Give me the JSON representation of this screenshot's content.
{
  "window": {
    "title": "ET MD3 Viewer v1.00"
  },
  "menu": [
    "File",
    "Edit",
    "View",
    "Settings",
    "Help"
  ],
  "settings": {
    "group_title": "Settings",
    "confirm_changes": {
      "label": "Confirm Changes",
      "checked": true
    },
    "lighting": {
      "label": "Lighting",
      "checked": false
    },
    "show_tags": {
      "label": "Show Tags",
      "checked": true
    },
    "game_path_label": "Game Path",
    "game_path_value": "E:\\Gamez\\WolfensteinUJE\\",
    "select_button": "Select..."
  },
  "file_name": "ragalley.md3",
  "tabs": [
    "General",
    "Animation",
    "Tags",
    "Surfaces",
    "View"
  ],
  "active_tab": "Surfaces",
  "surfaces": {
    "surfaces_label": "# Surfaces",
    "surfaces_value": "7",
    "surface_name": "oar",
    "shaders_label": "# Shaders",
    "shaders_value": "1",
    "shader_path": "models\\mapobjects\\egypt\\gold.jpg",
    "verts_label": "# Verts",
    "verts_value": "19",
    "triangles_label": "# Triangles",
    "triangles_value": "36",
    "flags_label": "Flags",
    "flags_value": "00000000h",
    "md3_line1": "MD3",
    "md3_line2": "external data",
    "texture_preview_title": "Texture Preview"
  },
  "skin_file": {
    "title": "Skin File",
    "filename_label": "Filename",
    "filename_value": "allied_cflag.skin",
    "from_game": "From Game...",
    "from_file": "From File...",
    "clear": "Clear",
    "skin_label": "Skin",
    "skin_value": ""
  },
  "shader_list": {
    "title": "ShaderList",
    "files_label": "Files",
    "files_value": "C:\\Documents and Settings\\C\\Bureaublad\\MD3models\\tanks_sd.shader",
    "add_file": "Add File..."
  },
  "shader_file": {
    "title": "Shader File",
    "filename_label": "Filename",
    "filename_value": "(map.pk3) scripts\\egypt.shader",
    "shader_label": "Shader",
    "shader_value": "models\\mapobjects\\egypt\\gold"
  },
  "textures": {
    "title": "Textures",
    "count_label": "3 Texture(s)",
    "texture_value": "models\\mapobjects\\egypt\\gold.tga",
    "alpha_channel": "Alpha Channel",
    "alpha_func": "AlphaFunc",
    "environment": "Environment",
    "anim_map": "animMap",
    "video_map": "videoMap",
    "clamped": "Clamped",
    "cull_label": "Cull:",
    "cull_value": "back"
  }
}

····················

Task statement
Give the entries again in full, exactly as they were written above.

Reply to the task
Give me the JSON representation of this screenshot's content.
{
  "window": {
    "title": "ET MD3 Viewer v1.00"
  },
  "menu": [
    "File",
    "Edit",
    "View",
    "Settings",
    "Help"
  ],
  "settings": {
    "group_title": "Settings",
    "confirm_changes": {
      "label": "Confirm Changes",
      "checked": true
    },
    "lighting": {
      "label": "Lighting",
      "checked": false
    },
    "show_tags": {
      "label": "Show Tags",
      "checked": true
    },
    "game_path_label": "Game Path",
    "game_path_value": "E:\\Gamez\\WolfensteinUJE\\",
    "select_button": "Select..."
  },
  "file_name": "ragalley.md3",
  "tabs": [
    "General",
    "Animation",
    "Tags",
    "Surfaces",
    "View"
  ],
  "active_tab": "Surfaces",
  "surfaces": {
    "surfaces_label": "# Surfaces",
    "surfaces_value": "7",
    "surface_name": "oar",
    "shaders_label": "# Shaders",
    "shaders_value": "1",
    "shader_path": "models\\mapobjects\\egypt\\gold.jpg",
    "verts_label": "# Verts",
    "verts_value": "19",
    "triangles_label": "# Triangles",
    "triangles_value": "36",
    "flags_label": "Flags",
    "flags_value": "00000000h",
    "md3_line1": "MD3",
    "md3_line2": "external data",
    "texture_preview_title": "Texture Preview"
  },
  "skin_file": {
    "title": "Skin File",
    "filename_label": "Filename",
    "filename_value": "allied_cflag.skin",
    "from_game": "From Game...",
    "from_file": "From File...",
    "clear": "Clear",
    "skin_label": "Skin",
    "skin_value": ""
  },
  "shader_list": {
    "title": "ShaderList",
    "files_label": "Files",
    "files_value": "C:\\Documents and Settings\\C\\Bureaublad\\MD3models\\tanks_sd.shader",
    "add_file": "Add File..."
  },
  "shader_file": {
    "title": "Shader File",
    "filename_label": "Filename",
    "filename_value": "(map.pk3) scripts\\egypt.shader",
    "shader_label": "Shader",
    "shader_value": "models\\mapobjects\\egypt\\gold"
  },
  "textures": {
    "title": "Textures",
    "count_label": "3 Texture(s)",
    "texture_value": "models\\mapobjects\\egypt\\gold.tga",
    "alpha_channel": "Alpha Channel",
    "alpha_func": "AlphaFunc",
    "environment": "Environment",
    "anim_map": "animMap",
    "video_map": "videoMap",
    "clamped": "Clamped",
    "cull_label": "Cull:",
    "cull_value": "back"
  }
}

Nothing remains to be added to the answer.